Filter the entries and keep only the lines where the string "this" appears.

——————————

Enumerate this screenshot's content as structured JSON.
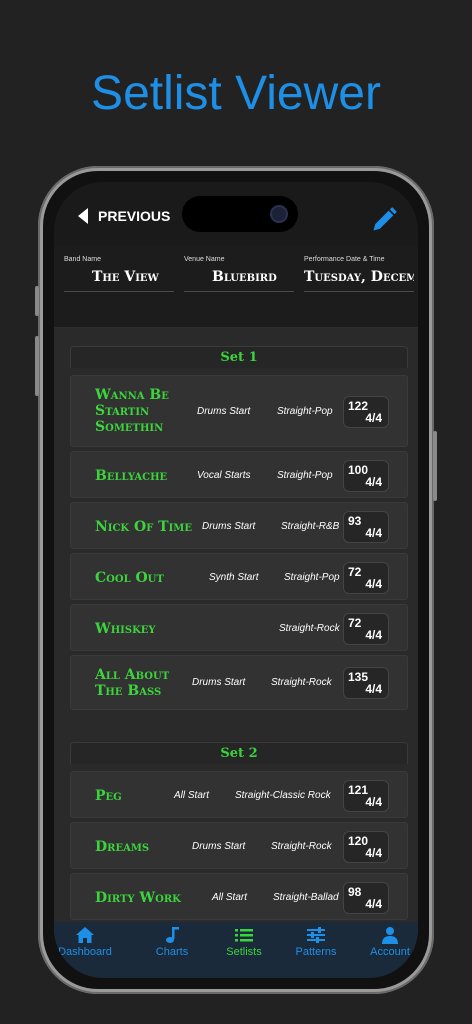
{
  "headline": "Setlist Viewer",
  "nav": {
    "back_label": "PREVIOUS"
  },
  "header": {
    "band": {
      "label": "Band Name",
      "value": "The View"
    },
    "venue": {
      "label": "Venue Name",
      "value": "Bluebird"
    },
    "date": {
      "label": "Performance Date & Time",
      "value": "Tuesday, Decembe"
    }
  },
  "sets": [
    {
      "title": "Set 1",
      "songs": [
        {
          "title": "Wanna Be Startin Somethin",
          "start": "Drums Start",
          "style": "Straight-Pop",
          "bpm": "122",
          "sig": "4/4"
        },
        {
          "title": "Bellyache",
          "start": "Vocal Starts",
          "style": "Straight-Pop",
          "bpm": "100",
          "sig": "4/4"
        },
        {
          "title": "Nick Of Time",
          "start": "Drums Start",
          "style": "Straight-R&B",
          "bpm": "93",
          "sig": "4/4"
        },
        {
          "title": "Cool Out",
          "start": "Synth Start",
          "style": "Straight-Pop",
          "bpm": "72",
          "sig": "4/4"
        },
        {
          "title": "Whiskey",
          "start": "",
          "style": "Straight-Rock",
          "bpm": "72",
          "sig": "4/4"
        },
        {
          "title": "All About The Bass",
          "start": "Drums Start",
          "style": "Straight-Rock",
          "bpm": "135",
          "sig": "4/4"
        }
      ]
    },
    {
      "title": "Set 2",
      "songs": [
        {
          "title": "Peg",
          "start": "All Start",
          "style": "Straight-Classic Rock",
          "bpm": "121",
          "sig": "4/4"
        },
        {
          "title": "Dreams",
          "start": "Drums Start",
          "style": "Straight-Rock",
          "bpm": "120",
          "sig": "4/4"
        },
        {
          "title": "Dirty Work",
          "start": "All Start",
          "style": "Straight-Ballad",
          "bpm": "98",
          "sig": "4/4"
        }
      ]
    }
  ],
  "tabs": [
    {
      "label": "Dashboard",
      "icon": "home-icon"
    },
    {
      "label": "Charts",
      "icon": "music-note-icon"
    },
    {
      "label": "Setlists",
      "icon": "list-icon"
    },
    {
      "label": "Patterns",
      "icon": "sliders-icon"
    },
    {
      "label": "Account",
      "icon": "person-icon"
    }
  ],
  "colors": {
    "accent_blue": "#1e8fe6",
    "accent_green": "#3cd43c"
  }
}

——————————

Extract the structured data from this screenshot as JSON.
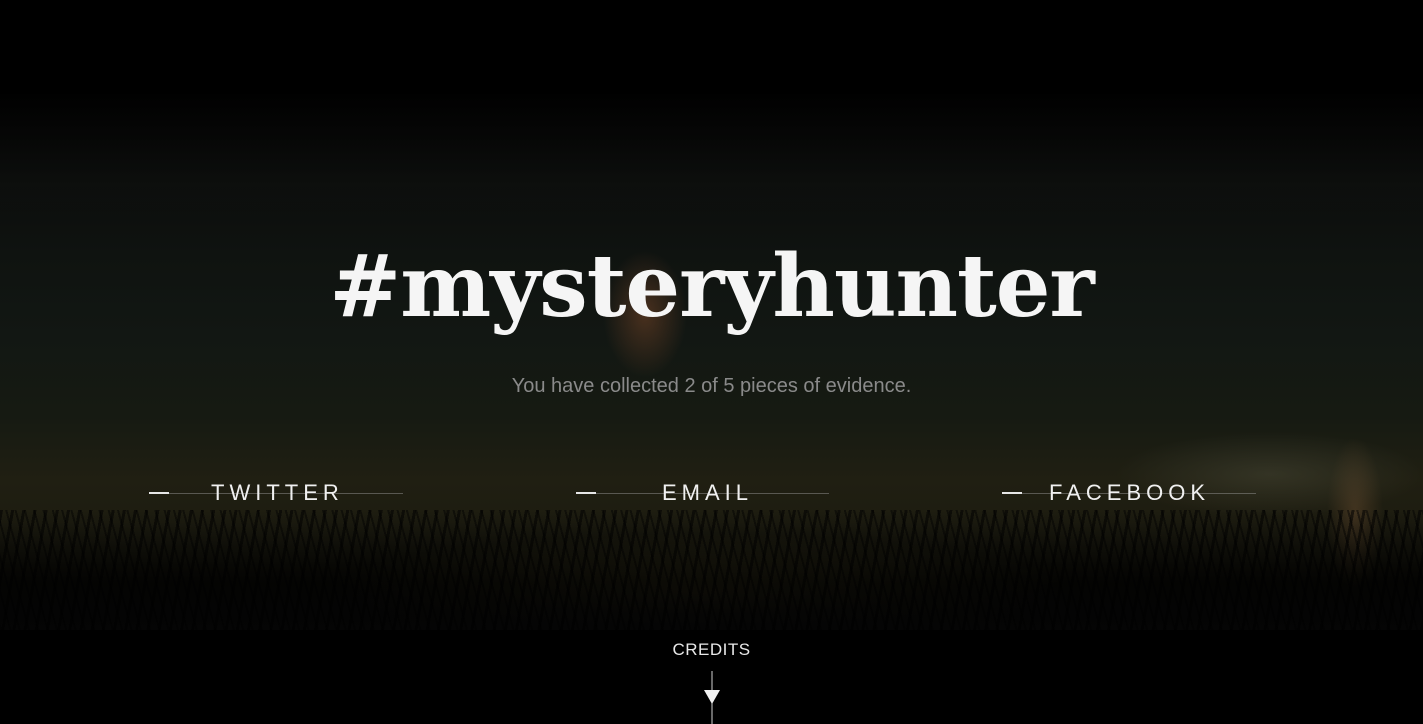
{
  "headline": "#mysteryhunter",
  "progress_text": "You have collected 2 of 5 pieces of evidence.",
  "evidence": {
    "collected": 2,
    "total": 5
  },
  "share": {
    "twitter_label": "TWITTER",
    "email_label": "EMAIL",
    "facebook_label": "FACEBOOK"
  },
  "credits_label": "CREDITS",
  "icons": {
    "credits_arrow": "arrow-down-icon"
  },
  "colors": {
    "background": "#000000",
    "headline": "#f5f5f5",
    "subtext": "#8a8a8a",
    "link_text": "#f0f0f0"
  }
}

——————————

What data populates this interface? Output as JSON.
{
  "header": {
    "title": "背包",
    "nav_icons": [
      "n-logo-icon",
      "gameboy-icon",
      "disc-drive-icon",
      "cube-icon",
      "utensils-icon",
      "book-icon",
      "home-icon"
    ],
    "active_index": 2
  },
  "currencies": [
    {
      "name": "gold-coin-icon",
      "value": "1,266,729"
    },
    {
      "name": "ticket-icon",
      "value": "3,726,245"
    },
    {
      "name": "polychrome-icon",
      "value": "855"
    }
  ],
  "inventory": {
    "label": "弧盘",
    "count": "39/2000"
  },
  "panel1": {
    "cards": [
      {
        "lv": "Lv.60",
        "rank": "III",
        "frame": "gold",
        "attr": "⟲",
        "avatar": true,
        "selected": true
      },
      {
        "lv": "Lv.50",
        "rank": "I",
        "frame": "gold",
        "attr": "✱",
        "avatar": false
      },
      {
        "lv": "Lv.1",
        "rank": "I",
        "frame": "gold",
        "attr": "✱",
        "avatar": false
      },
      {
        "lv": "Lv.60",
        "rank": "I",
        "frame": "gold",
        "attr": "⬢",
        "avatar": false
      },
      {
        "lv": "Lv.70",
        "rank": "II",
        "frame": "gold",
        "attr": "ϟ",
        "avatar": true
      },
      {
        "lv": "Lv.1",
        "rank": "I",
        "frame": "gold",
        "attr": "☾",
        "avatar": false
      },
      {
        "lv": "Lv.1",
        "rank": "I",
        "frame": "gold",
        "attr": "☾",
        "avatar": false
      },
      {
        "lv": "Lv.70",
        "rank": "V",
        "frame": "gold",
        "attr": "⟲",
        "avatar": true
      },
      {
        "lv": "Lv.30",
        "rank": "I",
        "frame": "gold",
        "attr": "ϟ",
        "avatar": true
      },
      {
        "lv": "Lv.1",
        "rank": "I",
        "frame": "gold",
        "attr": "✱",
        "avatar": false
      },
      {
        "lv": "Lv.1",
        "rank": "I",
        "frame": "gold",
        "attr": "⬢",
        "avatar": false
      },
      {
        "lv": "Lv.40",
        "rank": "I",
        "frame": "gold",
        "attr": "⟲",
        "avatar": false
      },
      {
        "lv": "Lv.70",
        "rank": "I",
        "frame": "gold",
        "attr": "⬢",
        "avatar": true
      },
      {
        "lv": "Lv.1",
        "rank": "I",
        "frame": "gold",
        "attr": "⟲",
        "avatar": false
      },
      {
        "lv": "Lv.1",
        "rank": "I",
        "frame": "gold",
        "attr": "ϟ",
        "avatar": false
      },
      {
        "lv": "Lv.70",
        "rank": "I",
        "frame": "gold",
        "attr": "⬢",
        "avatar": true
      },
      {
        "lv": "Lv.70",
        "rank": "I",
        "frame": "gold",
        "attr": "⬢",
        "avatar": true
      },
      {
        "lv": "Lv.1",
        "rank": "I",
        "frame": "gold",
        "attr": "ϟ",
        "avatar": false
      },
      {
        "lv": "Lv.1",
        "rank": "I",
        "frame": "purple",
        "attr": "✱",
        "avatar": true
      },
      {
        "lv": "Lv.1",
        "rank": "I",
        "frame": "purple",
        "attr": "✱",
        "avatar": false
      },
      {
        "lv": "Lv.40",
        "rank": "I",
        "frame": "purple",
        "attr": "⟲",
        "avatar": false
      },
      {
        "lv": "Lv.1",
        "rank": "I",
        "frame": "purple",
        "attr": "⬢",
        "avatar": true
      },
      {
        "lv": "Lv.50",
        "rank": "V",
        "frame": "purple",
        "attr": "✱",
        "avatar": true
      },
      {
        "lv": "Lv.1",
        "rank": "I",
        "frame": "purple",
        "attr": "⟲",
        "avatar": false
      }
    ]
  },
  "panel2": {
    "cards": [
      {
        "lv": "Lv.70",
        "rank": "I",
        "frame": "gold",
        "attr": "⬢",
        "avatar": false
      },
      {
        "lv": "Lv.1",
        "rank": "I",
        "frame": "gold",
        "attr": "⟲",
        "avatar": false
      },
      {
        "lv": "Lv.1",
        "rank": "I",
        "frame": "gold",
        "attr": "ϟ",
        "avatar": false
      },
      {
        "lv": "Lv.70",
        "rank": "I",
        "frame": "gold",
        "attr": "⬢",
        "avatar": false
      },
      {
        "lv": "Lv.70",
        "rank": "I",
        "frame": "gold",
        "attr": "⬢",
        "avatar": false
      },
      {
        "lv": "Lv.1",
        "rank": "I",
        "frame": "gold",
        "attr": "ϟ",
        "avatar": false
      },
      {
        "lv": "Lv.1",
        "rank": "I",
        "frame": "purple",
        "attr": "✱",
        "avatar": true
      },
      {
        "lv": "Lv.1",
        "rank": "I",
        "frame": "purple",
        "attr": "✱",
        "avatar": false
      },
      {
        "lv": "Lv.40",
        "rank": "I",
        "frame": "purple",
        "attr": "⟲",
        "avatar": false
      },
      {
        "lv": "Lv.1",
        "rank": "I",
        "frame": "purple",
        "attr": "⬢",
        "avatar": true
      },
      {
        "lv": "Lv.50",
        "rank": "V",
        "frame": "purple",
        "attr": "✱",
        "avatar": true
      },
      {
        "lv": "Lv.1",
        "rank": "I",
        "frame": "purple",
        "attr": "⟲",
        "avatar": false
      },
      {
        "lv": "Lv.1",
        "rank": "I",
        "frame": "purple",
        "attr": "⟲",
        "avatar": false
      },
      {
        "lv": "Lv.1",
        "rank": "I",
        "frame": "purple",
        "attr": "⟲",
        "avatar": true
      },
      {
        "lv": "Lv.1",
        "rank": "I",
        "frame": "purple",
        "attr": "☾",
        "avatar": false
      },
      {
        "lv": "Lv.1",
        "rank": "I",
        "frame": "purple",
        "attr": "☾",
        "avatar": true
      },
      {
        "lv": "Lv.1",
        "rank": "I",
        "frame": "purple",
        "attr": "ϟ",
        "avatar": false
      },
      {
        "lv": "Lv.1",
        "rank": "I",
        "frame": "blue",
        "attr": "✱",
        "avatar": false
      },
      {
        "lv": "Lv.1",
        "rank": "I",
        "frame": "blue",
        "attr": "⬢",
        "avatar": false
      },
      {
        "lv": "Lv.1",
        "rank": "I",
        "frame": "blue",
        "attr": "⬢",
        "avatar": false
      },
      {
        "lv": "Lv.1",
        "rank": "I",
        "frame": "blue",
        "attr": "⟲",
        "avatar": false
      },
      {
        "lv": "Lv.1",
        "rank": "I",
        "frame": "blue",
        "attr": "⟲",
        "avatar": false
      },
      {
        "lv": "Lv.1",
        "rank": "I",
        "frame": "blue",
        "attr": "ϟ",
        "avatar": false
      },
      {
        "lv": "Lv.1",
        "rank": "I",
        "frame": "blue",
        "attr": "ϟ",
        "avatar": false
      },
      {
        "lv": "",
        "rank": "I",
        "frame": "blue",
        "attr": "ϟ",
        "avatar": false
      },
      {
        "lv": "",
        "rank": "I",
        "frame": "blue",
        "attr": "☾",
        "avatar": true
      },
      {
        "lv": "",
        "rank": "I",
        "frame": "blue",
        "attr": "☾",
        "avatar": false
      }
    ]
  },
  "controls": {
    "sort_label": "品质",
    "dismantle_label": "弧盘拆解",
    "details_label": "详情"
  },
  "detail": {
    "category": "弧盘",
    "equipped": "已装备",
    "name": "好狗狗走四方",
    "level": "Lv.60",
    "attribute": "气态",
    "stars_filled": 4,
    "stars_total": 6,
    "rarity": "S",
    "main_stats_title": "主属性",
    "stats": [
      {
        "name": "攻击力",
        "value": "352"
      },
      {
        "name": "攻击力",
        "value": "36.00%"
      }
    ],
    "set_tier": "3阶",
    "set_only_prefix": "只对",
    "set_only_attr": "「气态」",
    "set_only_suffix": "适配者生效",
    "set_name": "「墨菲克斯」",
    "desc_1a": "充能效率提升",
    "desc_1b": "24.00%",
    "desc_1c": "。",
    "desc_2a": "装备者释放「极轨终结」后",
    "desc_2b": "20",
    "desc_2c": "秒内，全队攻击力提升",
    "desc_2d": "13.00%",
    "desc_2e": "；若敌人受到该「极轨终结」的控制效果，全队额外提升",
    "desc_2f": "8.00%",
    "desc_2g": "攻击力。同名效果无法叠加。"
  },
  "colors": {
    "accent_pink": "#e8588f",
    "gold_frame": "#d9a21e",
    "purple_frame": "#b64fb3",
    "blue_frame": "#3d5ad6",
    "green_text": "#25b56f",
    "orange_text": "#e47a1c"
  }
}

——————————

◆ **Result**
Enumerate this screenshot's content as structured JSON.
Extract the structured data from this screenshot as JSON.
What data populates this interface? Output as JSON.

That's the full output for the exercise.